The US military has issued an order to immediately begin restricting soldiers' use of GPS tracking apps in areas deemed to be sensitive or dangerous.
Troops in "operational areas" such as warzones or overseas US bases can now be required to disable their electronic devices' geolocation services.
GPS tracking, which is present on most phones and smartwatches, enables fitness tracking and even dating apps.
The move comes after a fitness app revealed US troop movements in Syria.
The Pentagon had launched a review of GPS trackers and apps earlier this year after fitness tracker Strava released a global map of users.
The Global Heat Map showed what appeared to be Western soldiers either running or cycling in Helmand, Afghanistan and Tanf, Syria, on frontline bases.
"The rapidly evolving market of devices, applications, and services with geolocation capabilities... presents significant risk to Department of Defense (DoD) personnel both on and off duty, and to our military operations globally," the order says.
"These geolocation capabilities can expose personal information, locations, routines, and numbers of DoD personnel, and potentially create unintended security consequences and increased risk to the joint force and mission."
The order stops short of banning smart devices and fitness tracking electronics themselves, but allows commanders to determine when they can be used.
"It goes back to making sure we're not giving the enemy an unfair advantage and we're not showcasing the exact location of our troops worldwide," Pentagon spokesman Col Rob Manning told reporters on Monday.
Areas where they could be restricted include military outposts being used against the so-called Islamic State in Syria.
The Pentagon headquarters in Virginia would not be considered "operational", a military spokeswoman told Nextgov.com.
"The goal of this policy is to focus more on the features instead of the devices," Pentagon spokeswoman Maj Audricia Harris told the website.

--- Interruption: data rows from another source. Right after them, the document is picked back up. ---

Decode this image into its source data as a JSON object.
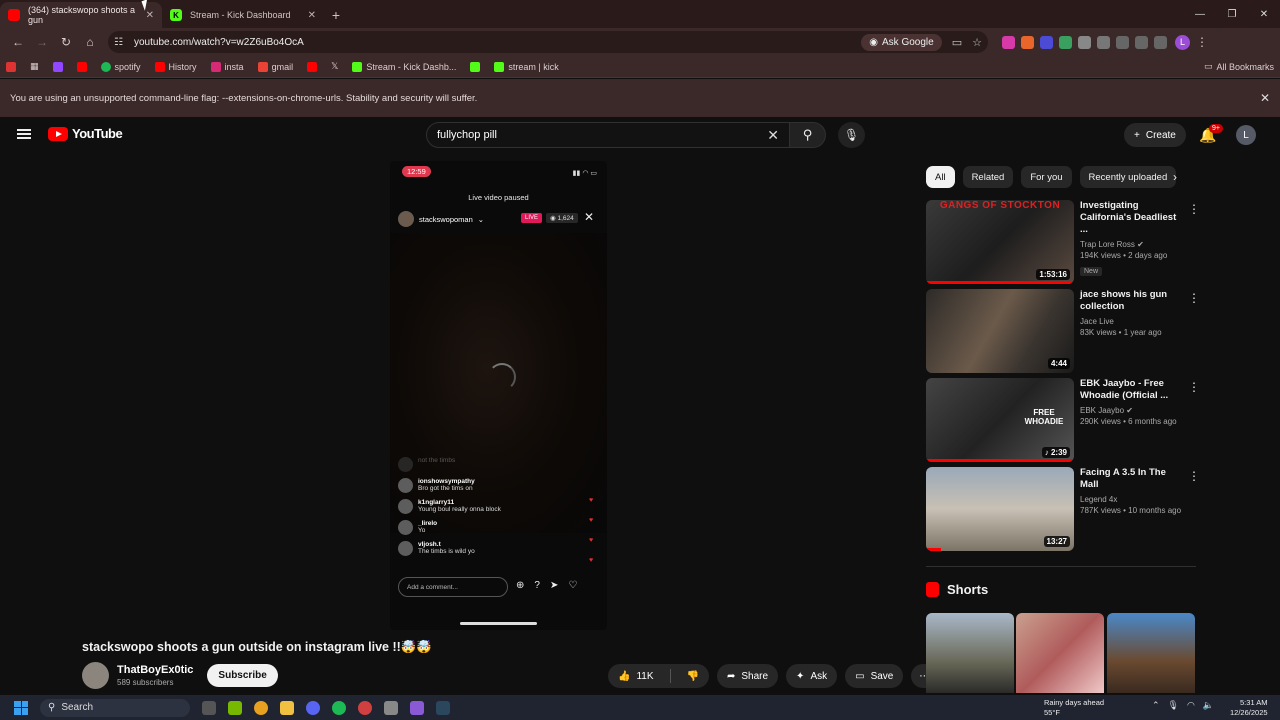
{
  "browser": {
    "tabs": [
      {
        "label": "(364) stackswopo shoots a gun",
        "active": true,
        "fav_color": "#ff0000"
      },
      {
        "label": "Stream - Kick Dashboard",
        "active": false,
        "fav_color": "#53fc18"
      }
    ],
    "url": "youtube.com/watch?v=w2Z6uBo4OcA",
    "ask_google": "Ask Google",
    "bookmarks": [
      "spotify",
      "History",
      "insta",
      "gmail",
      "Stream - Kick Dashb...",
      "stream | kick"
    ],
    "all_bookmarks": "All Bookmarks",
    "warning": "You are using an unsupported command-line flag: --extensions-on-chrome-urls. Stability and security will suffer.",
    "profile_initial": "L"
  },
  "youtube": {
    "logo_text": "YouTube",
    "search_value": "fullychop pill",
    "create_label": "Create",
    "notif_badge": "9+",
    "avatar_initial": "L"
  },
  "player": {
    "time": "12:59",
    "paused_text": "Live video paused",
    "username": "stackswopoman",
    "live_label": "LIVE",
    "viewers": "1,624",
    "comments": [
      {
        "name": "",
        "text": "not the timbs",
        "faded": true
      },
      {
        "name": "ionshowsympathy",
        "text": "Bro got the tims on"
      },
      {
        "name": "k1nglarry11",
        "text": "Young boul really onna block"
      },
      {
        "name": "_lirelo",
        "text": "Yo"
      },
      {
        "name": "vljosh.t",
        "text": "The timbs is wild yo"
      }
    ],
    "comment_placeholder": "Add a comment..."
  },
  "video": {
    "title": "stackswopo shoots a gun outside on instagram live !!🤯🤯",
    "channel": "ThatBoyEx0tic",
    "subscribers": "589 subscribers",
    "subscribe_label": "Subscribe",
    "likes": "11K",
    "share_label": "Share",
    "ask_label": "Ask",
    "save_label": "Save"
  },
  "sidebar": {
    "chips": [
      "All",
      "Related",
      "For you",
      "Recently uploaded"
    ],
    "recommendations": [
      {
        "title": "Investigating California's Deadliest ...",
        "channel": "Trap Lore Ross",
        "meta": "194K views • 2 days ago",
        "duration": "1:53:16",
        "badge": "New",
        "verified": true,
        "thumb_text": "GANGS OF STOCKTON",
        "progress": 1.0
      },
      {
        "title": "jace shows his gun collection",
        "channel": "Jace Live",
        "meta": "83K views • 1 year ago",
        "duration": "4:44",
        "badge": "",
        "verified": false,
        "thumb_text": "",
        "progress": 0
      },
      {
        "title": "EBK Jaaybo - Free Whoadie (Official ...",
        "channel": "EBK Jaaybo",
        "meta": "290K views • 6 months ago",
        "duration": "2:39",
        "badge": "",
        "verified": true,
        "thumb_text": "FREE WHOADIE",
        "progress": 1.0
      },
      {
        "title": "Facing A 3.5 In The Mall",
        "channel": "Legend 4x",
        "meta": "787K views • 10 months ago",
        "duration": "13:27",
        "badge": "",
        "verified": false,
        "thumb_text": "",
        "progress": 0.1
      }
    ],
    "shorts_title": "Shorts"
  },
  "taskbar": {
    "search_label": "Search",
    "weather_line1": "Rainy days ahead",
    "weather_line2": "55°F",
    "time": "5:31 AM",
    "date": "12/26/2025"
  }
}
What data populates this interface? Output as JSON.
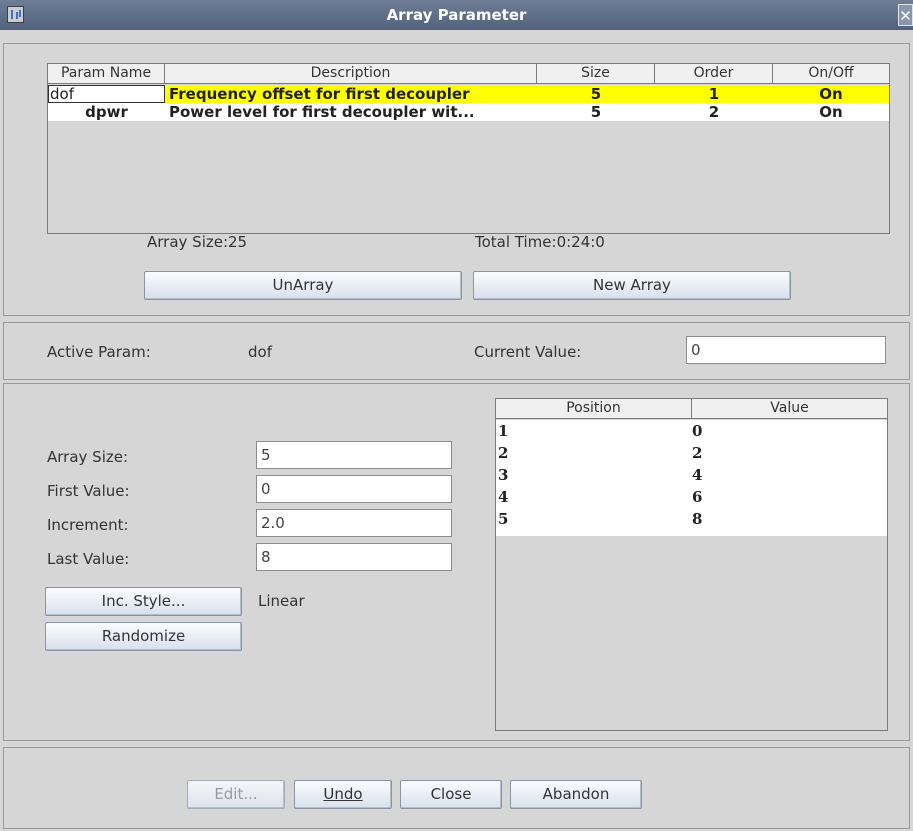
{
  "window": {
    "title": "Array Parameter"
  },
  "param_table": {
    "columns": [
      "Param Name",
      "Description",
      "Size",
      "Order",
      "On/Off"
    ],
    "rows": [
      {
        "name": "dof",
        "description": "Frequency offset for first decoupler",
        "size": "5",
        "order": "1",
        "onoff": "On",
        "selected": true
      },
      {
        "name": "dpwr",
        "description": "Power level for first decoupler wit...",
        "size": "5",
        "order": "2",
        "onoff": "On",
        "selected": false
      }
    ]
  },
  "summary": {
    "array_size": "Array Size:25",
    "total_time": "Total Time:0:24:0"
  },
  "buttons": {
    "unarray": "UnArray",
    "new_array": "New Array",
    "inc_style": "Inc. Style...",
    "randomize": "Randomize",
    "edit": "Edit...",
    "undo": "Undo",
    "close": "Close",
    "abandon": "Abandon"
  },
  "active": {
    "label": "Active Param:",
    "param": "dof",
    "current_label": "Current Value:",
    "current_value": "0"
  },
  "settings": {
    "array_size_label": "Array Size:",
    "array_size": "5",
    "first_label": "First Value:",
    "first": "0",
    "increment_label": "Increment:",
    "increment": "2.0",
    "last_label": "Last Value:",
    "last": "8",
    "style": "Linear"
  },
  "values_table": {
    "columns": [
      "Position",
      "Value"
    ],
    "rows": [
      {
        "position": "1",
        "value": "0"
      },
      {
        "position": "2",
        "value": "2"
      },
      {
        "position": "3",
        "value": "4"
      },
      {
        "position": "4",
        "value": "6"
      },
      {
        "position": "5",
        "value": "8"
      }
    ]
  },
  "colors": {
    "selected_row": "#ffff00",
    "titlebar": "#5f6f88"
  }
}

"Next thing you know there might be contact [lenses] with the same capability, so we want to focus on the feature and not the actual medium."
A spokeswoman for Fitbit, which makes wearable fitness trackers, told the Associated Press on Monday that the company is "committed to protecting consumer privacy and keeping data safe".
"Unlike a smartphone, location data is not collected by Fitbit unless a user gives us access to the data, and users can always remove our access."
This is the second order affecting electronic devices released in recent months by the defence department.
In May, the Pentagon issued new guidelines for the use of phones inside its Virginia headquarters.
That memo called for staff to leave phones in storage containers outside areas of the building where sensitive or classified matters are discussed, but did not completely ban the devices all together.